[What to produce] Each line containing the string "zoom" should be copied out of the entries.

[Data records]
####################

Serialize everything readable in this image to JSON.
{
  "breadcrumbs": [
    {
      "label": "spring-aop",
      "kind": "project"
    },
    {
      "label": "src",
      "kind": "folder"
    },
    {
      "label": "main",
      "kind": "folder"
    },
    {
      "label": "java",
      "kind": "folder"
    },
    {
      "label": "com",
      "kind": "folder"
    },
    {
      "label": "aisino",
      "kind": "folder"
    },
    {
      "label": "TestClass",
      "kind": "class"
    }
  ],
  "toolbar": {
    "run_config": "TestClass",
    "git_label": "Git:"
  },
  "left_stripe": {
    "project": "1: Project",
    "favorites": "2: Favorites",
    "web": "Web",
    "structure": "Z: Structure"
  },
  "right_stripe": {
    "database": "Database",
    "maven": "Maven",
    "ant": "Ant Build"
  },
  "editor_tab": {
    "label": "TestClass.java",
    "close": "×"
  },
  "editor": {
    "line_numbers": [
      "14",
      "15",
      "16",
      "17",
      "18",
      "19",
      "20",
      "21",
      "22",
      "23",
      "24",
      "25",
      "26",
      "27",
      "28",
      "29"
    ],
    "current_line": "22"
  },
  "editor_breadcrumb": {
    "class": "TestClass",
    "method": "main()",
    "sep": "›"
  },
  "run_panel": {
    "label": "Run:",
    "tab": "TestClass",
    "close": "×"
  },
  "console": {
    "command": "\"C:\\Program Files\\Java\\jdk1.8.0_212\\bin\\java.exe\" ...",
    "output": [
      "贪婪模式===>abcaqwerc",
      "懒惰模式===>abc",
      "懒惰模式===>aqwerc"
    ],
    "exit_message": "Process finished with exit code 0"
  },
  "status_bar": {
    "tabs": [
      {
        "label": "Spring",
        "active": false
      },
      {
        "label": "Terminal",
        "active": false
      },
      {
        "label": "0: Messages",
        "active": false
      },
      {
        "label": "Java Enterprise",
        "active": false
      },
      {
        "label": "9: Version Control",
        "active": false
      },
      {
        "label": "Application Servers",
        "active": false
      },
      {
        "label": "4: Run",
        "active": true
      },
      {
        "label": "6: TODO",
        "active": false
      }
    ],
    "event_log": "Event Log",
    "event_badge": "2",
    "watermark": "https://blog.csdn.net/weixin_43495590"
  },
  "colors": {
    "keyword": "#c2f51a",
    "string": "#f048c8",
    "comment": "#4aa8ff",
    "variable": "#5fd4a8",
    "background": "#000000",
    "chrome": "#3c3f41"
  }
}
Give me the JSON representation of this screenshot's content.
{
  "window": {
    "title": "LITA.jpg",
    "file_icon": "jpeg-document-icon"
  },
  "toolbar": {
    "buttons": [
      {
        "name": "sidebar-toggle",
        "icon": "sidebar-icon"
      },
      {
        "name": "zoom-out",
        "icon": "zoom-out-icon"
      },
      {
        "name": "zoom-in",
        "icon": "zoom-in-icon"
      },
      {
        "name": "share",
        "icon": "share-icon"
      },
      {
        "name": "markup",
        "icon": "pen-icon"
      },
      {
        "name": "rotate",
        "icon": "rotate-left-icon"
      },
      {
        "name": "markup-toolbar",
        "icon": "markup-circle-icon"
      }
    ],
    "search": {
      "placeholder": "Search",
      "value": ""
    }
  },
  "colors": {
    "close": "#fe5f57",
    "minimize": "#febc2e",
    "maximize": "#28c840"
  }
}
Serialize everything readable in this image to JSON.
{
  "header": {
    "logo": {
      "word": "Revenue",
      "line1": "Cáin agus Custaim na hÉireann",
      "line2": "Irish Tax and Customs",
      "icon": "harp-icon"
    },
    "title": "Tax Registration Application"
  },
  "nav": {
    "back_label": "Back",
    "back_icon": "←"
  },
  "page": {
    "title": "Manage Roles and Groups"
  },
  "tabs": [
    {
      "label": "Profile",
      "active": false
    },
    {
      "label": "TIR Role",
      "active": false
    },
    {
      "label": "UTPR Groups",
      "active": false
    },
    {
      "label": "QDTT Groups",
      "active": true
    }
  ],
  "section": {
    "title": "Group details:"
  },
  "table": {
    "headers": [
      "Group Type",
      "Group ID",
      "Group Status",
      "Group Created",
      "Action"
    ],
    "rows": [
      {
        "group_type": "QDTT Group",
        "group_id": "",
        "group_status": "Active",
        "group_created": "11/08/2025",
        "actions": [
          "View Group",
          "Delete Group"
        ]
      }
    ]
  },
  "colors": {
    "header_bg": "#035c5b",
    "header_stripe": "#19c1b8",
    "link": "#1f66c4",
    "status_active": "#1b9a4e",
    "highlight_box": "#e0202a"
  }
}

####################

[Response below]
        "name": "zoom-out",
        "icon": "zoom-out-icon"
        "name": "zoom-in",
        "icon": "zoom-in-icon"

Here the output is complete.